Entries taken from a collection
********

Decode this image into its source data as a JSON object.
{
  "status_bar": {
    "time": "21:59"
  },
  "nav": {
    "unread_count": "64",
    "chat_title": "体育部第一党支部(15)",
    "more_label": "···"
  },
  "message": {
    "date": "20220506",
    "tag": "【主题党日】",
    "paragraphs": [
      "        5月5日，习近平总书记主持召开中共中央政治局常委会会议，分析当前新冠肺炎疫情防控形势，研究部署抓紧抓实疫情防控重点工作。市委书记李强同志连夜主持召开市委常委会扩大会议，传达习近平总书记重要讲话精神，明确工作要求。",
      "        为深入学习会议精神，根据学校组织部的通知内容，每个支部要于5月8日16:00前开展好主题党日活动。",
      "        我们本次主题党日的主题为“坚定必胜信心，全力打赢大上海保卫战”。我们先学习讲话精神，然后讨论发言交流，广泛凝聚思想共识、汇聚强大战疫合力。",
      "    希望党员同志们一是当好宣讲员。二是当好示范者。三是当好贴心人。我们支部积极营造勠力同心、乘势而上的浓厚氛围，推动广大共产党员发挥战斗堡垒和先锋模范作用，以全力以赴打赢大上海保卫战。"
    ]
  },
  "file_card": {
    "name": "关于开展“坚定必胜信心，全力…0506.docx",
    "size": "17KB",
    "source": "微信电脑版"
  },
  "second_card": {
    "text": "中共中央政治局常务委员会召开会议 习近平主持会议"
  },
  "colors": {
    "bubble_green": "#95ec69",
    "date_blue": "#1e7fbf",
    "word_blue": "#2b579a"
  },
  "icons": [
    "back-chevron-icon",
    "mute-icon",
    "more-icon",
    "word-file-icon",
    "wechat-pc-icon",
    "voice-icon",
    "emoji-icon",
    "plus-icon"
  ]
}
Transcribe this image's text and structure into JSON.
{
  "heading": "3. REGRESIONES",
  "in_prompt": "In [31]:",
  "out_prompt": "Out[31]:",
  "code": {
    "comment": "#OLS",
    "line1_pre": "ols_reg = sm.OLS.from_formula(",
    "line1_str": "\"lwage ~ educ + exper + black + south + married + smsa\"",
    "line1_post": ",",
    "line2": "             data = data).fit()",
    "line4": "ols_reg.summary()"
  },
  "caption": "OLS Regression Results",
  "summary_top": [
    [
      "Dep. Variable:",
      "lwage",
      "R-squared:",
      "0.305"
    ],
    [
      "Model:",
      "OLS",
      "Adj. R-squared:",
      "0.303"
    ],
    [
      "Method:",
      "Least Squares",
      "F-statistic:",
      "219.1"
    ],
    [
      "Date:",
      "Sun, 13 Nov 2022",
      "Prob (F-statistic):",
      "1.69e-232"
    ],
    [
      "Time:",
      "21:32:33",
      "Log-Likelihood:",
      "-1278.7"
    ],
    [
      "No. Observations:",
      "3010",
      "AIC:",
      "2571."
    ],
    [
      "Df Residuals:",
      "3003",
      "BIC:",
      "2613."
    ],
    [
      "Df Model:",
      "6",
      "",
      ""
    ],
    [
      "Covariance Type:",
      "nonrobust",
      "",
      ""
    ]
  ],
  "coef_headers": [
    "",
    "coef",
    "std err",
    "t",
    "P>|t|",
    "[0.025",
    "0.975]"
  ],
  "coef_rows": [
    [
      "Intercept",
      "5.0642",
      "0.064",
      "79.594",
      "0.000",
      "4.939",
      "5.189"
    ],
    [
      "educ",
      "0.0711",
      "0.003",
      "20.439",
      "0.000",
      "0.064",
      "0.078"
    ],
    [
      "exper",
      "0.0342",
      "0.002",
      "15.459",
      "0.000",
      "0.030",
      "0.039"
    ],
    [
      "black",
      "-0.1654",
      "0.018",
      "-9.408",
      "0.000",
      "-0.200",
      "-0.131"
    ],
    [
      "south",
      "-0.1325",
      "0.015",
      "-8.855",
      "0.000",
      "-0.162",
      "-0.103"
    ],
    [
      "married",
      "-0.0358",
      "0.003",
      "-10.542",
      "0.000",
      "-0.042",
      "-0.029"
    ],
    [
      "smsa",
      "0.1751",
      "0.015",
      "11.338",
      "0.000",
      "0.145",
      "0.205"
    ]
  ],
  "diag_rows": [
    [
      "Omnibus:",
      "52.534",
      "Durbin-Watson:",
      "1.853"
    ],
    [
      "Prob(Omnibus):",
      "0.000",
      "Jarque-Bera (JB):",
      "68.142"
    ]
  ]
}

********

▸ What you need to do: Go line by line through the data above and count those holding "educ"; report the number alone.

▸ Result for this exercise: 2